Young people, the Metropolitan Police and Ministers have announced they will be joining forces to help tackle disability hate crime.
The announcement comes following an investigation into the issue by the Trailblazers group earlier this year. The investigation revealed that three out of five young disabled people have been a victim of disability hate crime but fail to report it because they fear they will not be taken seriously.
The campaign to tackle the issue has been led by Krishna Talsania, 29, who has a muscle-wasting condition and experienced abuse first hand when she was surrounded, spat on and verbally abused after using a disabled vehicle parking space.
The Trailblazers group, made up of over 400 18-30 year-olds from across the UK, will hold talks with senior police officials, MP’s Maria Miller and Lynne Featherstone and the Equalities and Human Rights Commission.
Trailblazers hope that a nation-wide police initiative can be set up to encourage disabled people to report intimidation and to address “inconsistent, inefficient and outdated” systems for recording hate crime.
Krishna commented: “As a disabled person, working to make sure communities come together is particularly important to me as this is the very essence of making a difference in society where issues such as hate crime affect people.

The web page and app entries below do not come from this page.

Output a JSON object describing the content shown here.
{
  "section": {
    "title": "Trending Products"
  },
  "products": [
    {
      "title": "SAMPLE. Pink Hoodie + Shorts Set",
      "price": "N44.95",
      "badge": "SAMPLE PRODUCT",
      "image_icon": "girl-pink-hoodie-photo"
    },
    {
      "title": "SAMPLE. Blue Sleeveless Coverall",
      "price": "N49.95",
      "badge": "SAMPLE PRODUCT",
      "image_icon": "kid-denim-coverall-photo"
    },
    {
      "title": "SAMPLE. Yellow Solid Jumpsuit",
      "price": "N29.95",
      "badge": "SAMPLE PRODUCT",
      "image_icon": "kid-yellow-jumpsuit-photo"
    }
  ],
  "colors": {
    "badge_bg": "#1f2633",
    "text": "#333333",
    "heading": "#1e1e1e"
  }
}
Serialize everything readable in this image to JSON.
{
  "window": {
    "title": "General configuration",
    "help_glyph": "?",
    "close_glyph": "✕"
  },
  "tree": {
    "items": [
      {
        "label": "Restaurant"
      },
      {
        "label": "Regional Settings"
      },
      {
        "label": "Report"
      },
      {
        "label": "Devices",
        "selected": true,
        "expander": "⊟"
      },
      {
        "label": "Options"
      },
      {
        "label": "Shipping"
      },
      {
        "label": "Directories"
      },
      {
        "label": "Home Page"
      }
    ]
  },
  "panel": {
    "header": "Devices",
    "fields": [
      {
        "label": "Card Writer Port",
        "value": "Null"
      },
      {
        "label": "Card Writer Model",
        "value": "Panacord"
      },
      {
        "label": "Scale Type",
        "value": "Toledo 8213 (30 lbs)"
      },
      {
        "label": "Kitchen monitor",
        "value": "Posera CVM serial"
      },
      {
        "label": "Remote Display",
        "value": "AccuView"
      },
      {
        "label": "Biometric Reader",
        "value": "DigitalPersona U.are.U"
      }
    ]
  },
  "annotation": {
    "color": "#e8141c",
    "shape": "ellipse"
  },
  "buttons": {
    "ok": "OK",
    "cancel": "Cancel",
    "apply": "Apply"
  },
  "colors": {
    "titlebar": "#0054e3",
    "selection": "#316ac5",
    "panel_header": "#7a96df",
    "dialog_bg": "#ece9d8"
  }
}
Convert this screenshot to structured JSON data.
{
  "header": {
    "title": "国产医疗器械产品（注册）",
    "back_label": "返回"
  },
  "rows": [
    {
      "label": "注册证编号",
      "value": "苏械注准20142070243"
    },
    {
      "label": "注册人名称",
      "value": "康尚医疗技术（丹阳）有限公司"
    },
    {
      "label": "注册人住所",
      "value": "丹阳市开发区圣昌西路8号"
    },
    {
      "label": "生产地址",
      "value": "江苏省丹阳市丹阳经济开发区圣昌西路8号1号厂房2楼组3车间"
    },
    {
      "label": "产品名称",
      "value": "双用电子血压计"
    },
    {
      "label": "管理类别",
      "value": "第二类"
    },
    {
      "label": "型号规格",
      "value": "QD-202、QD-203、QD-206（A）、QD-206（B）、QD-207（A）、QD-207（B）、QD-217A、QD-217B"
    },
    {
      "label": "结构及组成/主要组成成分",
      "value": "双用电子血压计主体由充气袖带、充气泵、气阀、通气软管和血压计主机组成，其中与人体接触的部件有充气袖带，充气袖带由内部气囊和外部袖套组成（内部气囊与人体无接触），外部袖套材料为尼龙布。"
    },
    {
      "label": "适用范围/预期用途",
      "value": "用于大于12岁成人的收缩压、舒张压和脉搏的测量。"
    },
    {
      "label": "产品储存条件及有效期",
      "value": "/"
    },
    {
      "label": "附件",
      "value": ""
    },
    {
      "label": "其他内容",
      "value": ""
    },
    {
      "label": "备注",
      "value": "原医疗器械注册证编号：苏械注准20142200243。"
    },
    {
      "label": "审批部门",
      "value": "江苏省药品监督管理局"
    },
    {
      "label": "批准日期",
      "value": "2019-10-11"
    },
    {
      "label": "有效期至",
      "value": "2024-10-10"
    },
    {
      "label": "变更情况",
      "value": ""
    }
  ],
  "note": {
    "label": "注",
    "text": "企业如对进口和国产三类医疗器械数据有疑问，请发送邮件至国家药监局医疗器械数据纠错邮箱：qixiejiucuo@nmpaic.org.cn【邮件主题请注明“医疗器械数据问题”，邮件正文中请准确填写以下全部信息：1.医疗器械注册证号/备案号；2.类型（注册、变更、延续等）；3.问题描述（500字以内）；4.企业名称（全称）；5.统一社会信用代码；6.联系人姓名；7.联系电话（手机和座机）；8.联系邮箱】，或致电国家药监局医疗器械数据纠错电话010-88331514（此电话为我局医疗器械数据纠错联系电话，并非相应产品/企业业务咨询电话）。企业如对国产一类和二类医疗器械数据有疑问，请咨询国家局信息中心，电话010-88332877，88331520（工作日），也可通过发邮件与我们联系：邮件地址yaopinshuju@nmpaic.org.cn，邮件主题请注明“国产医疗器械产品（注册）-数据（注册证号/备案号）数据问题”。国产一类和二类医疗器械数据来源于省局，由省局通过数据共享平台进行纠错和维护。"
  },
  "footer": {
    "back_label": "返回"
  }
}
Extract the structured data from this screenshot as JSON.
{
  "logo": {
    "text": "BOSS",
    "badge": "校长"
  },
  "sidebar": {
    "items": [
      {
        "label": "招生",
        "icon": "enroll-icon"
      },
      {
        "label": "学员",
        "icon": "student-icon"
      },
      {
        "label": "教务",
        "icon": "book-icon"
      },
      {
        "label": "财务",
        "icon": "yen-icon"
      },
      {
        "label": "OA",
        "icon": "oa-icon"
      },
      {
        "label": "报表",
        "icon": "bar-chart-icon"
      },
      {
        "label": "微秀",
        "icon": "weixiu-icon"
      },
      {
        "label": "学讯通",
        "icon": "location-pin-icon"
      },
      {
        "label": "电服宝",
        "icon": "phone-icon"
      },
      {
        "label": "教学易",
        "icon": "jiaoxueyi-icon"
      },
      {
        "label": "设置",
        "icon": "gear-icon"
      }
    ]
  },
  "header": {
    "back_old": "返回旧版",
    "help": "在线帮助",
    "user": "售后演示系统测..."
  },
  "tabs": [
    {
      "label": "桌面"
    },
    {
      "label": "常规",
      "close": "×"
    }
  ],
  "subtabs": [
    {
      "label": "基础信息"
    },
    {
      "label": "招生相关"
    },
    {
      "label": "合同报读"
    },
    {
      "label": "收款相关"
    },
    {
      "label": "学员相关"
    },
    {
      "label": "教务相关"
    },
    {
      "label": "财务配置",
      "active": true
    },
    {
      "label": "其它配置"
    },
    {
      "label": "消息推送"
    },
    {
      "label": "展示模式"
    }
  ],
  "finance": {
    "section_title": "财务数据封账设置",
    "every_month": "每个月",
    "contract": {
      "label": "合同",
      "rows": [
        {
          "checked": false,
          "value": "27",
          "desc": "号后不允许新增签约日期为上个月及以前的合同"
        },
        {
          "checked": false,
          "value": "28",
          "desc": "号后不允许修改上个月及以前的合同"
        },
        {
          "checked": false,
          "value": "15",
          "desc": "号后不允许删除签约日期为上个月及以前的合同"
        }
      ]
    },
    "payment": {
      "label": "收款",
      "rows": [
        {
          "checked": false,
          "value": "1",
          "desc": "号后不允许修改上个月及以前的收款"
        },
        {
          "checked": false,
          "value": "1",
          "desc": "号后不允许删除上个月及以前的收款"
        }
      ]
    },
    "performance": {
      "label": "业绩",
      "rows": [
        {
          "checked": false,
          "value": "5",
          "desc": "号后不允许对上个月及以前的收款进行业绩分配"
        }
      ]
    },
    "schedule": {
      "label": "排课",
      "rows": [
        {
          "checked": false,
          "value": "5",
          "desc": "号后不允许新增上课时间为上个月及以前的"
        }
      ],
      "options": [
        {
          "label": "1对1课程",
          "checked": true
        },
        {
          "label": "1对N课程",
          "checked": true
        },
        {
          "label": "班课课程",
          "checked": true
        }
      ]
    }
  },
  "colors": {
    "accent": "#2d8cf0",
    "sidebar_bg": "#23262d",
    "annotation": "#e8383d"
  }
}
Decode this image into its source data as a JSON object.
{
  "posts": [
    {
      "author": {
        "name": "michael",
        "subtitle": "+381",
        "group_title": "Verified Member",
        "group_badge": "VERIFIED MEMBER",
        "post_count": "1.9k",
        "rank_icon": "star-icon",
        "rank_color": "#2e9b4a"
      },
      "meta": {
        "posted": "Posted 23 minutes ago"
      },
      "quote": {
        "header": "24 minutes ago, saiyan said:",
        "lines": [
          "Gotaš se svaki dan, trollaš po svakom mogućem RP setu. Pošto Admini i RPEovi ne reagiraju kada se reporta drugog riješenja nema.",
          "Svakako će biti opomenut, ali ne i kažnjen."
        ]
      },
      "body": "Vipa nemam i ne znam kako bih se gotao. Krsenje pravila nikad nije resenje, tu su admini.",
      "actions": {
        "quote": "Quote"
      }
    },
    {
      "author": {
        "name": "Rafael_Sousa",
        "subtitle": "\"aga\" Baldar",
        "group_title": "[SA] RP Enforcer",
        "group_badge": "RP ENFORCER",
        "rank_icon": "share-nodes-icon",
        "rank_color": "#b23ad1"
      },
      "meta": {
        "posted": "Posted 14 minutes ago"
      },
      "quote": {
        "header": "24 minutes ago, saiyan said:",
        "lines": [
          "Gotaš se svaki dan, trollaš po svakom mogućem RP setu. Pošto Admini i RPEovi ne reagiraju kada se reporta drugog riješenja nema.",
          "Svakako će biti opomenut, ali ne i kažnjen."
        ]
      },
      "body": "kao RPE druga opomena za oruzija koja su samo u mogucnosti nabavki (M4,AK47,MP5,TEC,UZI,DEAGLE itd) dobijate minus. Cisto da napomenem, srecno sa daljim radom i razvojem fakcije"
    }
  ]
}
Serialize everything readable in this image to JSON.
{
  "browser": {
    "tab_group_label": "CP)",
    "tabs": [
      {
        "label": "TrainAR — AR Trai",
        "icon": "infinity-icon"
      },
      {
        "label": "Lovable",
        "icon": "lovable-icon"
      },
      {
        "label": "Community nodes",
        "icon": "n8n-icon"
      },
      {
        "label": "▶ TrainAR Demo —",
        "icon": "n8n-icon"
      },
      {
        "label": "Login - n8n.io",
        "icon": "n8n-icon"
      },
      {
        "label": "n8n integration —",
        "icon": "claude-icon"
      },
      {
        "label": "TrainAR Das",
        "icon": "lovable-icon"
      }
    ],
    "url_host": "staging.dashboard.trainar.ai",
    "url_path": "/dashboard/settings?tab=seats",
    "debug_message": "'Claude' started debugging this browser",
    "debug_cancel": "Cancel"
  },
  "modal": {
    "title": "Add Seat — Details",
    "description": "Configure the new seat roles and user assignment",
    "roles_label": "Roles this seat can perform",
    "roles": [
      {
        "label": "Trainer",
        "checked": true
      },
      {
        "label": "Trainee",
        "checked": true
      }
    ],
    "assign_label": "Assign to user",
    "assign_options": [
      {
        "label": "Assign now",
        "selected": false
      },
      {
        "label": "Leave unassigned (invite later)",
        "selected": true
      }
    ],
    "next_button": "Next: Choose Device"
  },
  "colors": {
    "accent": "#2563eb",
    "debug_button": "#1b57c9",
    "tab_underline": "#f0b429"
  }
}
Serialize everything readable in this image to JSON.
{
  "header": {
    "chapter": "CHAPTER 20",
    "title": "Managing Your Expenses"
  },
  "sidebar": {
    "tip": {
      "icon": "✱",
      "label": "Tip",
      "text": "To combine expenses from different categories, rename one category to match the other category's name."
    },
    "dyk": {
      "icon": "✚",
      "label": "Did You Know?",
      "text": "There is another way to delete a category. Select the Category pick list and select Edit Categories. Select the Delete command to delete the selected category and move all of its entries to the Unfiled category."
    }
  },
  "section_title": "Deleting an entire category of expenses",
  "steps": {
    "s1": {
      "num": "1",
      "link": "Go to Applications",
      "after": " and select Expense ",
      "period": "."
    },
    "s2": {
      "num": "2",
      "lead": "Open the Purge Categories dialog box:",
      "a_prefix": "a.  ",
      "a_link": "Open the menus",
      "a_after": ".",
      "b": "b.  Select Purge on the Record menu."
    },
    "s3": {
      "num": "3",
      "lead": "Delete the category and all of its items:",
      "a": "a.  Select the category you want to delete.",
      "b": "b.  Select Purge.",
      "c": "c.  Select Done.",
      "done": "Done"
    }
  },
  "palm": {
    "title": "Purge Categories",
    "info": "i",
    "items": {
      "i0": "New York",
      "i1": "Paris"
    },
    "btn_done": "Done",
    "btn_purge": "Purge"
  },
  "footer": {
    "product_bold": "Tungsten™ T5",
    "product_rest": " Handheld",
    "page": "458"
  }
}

"Working with the community as a whole creates unity and increases understanding of the issues affecting disabled people.”